I listen to a lot of podcasts, music and talk shows on my laptop while cooking, doing the dishes or puttering around my flat. After three years of loyal service, my Philips mini-speaker died. I happened to be in a BOSE store last week and decided to buy a mini-speaker (because it was on sale and because BOSE is supposed to be the best.) I took it home, plugged it in and didn’t like it at all. In my opinion, the sound wasn’t as good as the Philips speaker. So I returned the BOSE and got a refund (99 euros.) Then I purchased a new Philips speaker for 29 euros. The sound is superb.

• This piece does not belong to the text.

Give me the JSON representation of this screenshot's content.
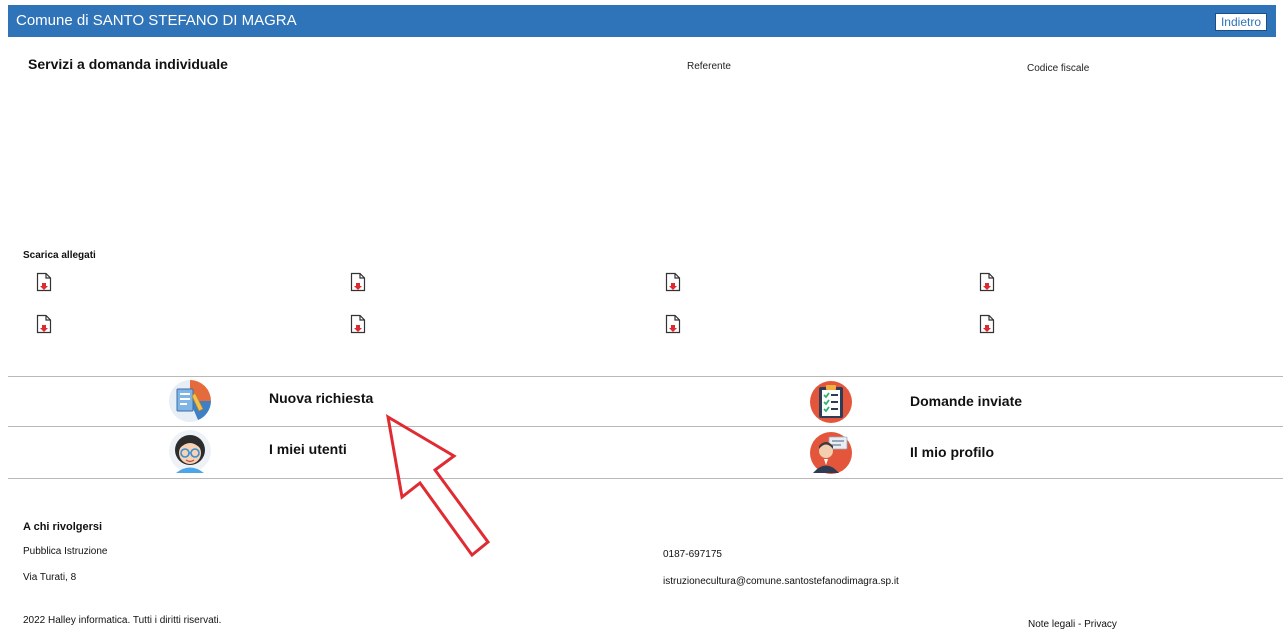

It’s very small, approximately 4 inches squared, and totally portable.

A battery-operated milk frother because who wants yet another electric appliance? I have so many electrical things I’m constantly tripping over wires. 12 euros. For my weekend café lattes.

GEOX GEOX GEOX – 100% Italian footwear and clothing company. J’adore!

These Geox high ankle sneakers are called Nebula 4 X 4 B ABX A.

A book. This memoir isn’t even out yet, and already it’s being posthumously lauded. Sadly, the author, a well-known Scottish journalist named Deborah Orr, died two months ago at the age of 57. She worked for The Guardian, The Independent and other publications. Ironically, Orr’s mother is at the center of the story, and the title is Motherwell, the name of the town that Deborah grew up in. The book is due out in January 2020.

MOTHERWELL is a story about a girl, a family, a time, a place. But so much more. Fearlessly, Deborah Orr works out how she was formed as she unpicks everyday dysfunction. Full of glinting pain, brilliant one-liners and utter clarity, the sliver of ice in her heart melts. Sheer humanity shines out. I was astonished. (Suzanne Moore)

A stunning literary memoir about the author’s relationship with her complicated mother and childhood.

A fierce and tender reckoning: personal, political, and blazing with truth. (Melissa Harrison)